Plasma treatment of a slurry with a content of environmentally hazardous materials
Plasma treatment is a process suitable for treating environmentally hazardous sludge/slurry fluids. Plasma is suitable for the final step in the treatment of evaporator sludge. It is also useful for the treatment of effluents from the pharmaceutical industry, processes that include hazardous chemicals, leaking landfill sites and nuclear power plants. In addition, the plasma treatment can be used to combust spent ion-exchange resins, and it destroys chlorofluorocarbons (CFC).
The treatment process has been tested in full scale and is ready to be introduced on the market. The process has been patented.
The plasma treatment process can treat all kinds of slurries that can be pumped and metered. They may contain organic and inorganic materials in the liquid and solid phases, including salts. The plasma oxidizes the treated materials into oxides. Gaseous oxides react with each other and three kinds of products are formed. Gases such as carbon dioxide are released to the atmosphere after washing and filtering. Glass compatible oxides form a glass phase. After cooling the glass phase consists of a monolith that can be disposed of. Usually the glass phase includes the heavy metals that may have been present during the treatment. Oxides that are not compatible with a glass phase are separated as salts, often as common salt. The end product can be stored as the monolith, powder or pellets/gravel.
100 liters of slurry per hour, circa 2.5 m3 of slurry per day. Dry matter content 10–15%.
Origin of the process
The process was developed in cooperation with the company ScanArc AB in Hofors, Sweden. ScanArc has specialized in plasma for industrial applications. The Vattenfall Research & Demonstration program for the nuclear power units in Forsmark paid for development, about 1.5 million US dollars over five years. The process has been successfully tested in full scale in the research laboratory of ScanArc in Hofors. At present, the relevant parties are not planning to build a process plant. The estimated cost of construction is about 1–1.5 million US dollars, for nuclear power applications 5–6 million US dollars.
The author's presentation
Milan Korostenski worked for Asea Atom AB (1972–1983) as process designer. The company delivered the complete BWR nuclear power plants in Sweden and Finland. During the period 1983–2010 he worked as a process chemistry specialist in Forsmark.

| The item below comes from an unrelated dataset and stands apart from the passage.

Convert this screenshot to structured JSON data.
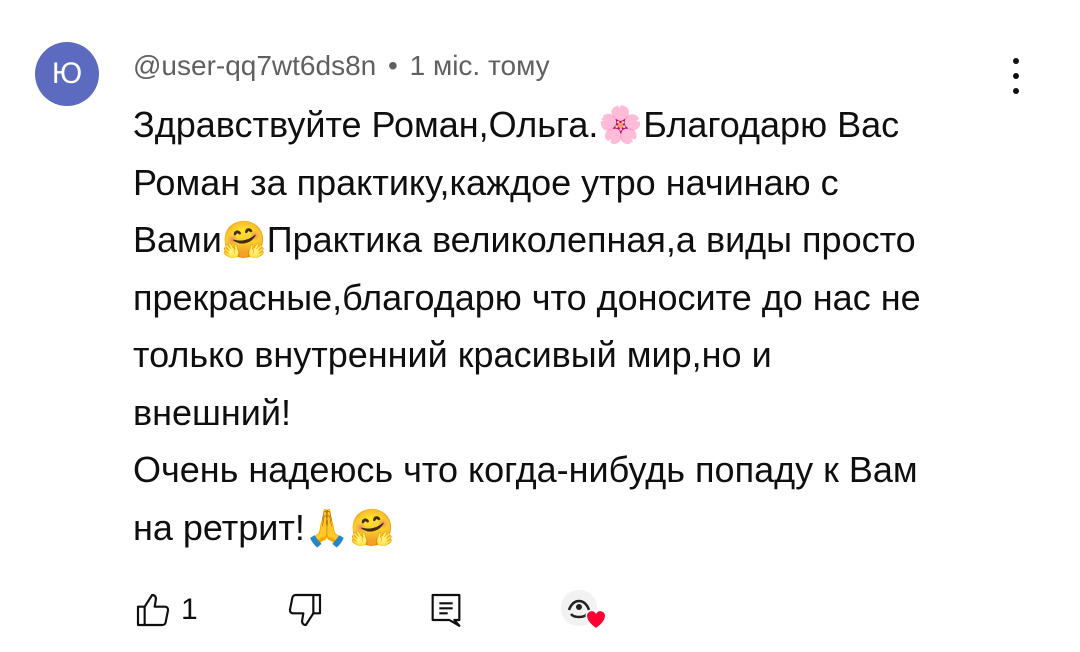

After retirement, he works as a consultant for the company Faveo AB.
Also see LinkedIn.
Patent WO 2011136727 A1
For orientation see also
Vattenfall AB http://corporate.vattenfall.se
Forsmarks Kraftgrupp AB http://corporate.vattenfall.se/om-oss/var-verksamhet/var-elproduktion/forsmark/forsmark
ScanArc Plasma Technologies AB http://www.scanarc.se